Your assignment »
Supply the number of lines in the listing below in which the word "신청방법" occurs, and nothing else.
:: Input material ::
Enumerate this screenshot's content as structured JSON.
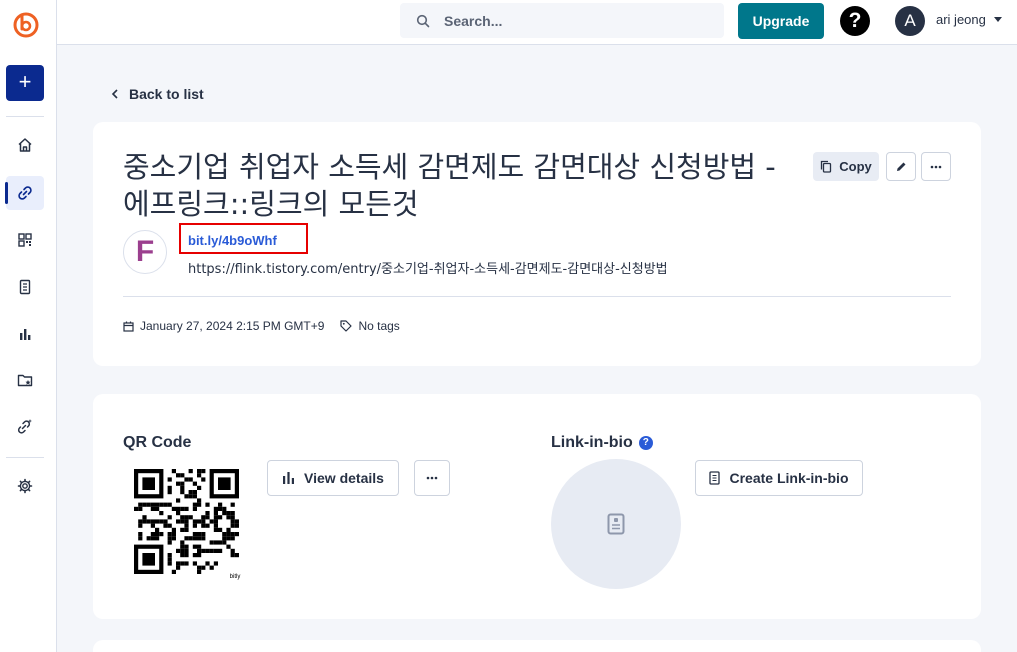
{
  "header": {
    "search_placeholder": "Search...",
    "upgrade_label": "Upgrade",
    "help_label": "?",
    "avatar_initial": "A",
    "username": "ari jeong"
  },
  "sidebar": {
    "create_label": "+",
    "items": [
      {
        "name": "home",
        "icon": "home-icon",
        "active": false
      },
      {
        "name": "links",
        "icon": "link-icon",
        "active": true
      },
      {
        "name": "qr-codes",
        "icon": "qr-icon",
        "active": false
      },
      {
        "name": "pages",
        "icon": "page-icon",
        "active": false
      },
      {
        "name": "analytics",
        "icon": "bar-chart-icon",
        "active": false
      },
      {
        "name": "campaigns",
        "icon": "folder-star-icon",
        "active": false
      },
      {
        "name": "custom-links",
        "icon": "link-sparkle-icon",
        "active": false
      },
      {
        "name": "settings",
        "icon": "gear-icon",
        "active": false
      }
    ]
  },
  "main": {
    "back_label": "Back to list",
    "link": {
      "title": "중소기업 취업자 소득세 감면제도 감면대상 신청방법 - 에프링크::링크의 모든것",
      "copy_label": "Copy",
      "favicon_letter": "F",
      "short_url": "bit.ly/4b9oWhf",
      "long_url": "https://flink.tistory.com/entry/중소기업-취업자-소득세-감면제도-감면대상-신청방법",
      "date": "January 27, 2024 2:15 PM GMT+9",
      "tags": "No tags"
    },
    "qr": {
      "title": "QR Code",
      "view_details_label": "View details",
      "brand_mark": "bitly"
    },
    "link_in_bio": {
      "title": "Link-in-bio",
      "help_label": "?",
      "create_label": "Create Link-in-bio"
    }
  },
  "colors": {
    "accent": "#0b2a8f",
    "upgrade": "#00778b",
    "link": "#2a5bd7",
    "highlight": "#e60000"
  }
}
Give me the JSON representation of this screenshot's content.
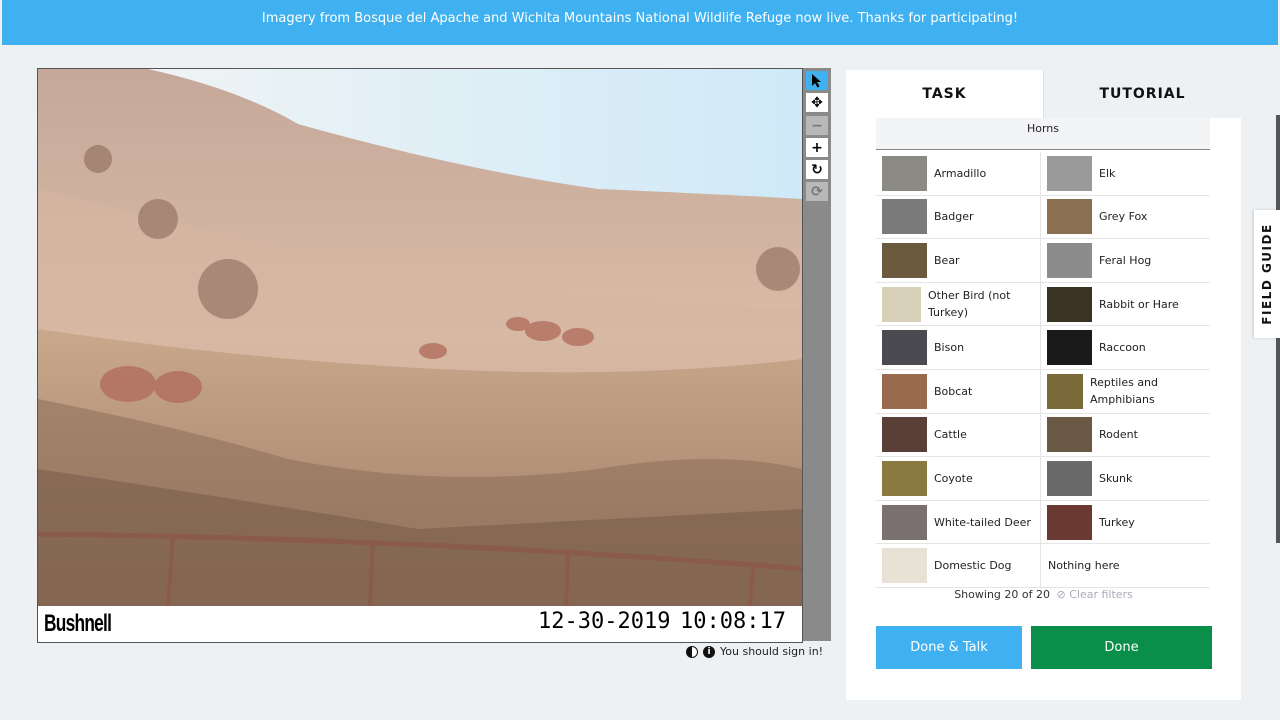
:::
Answer section »
2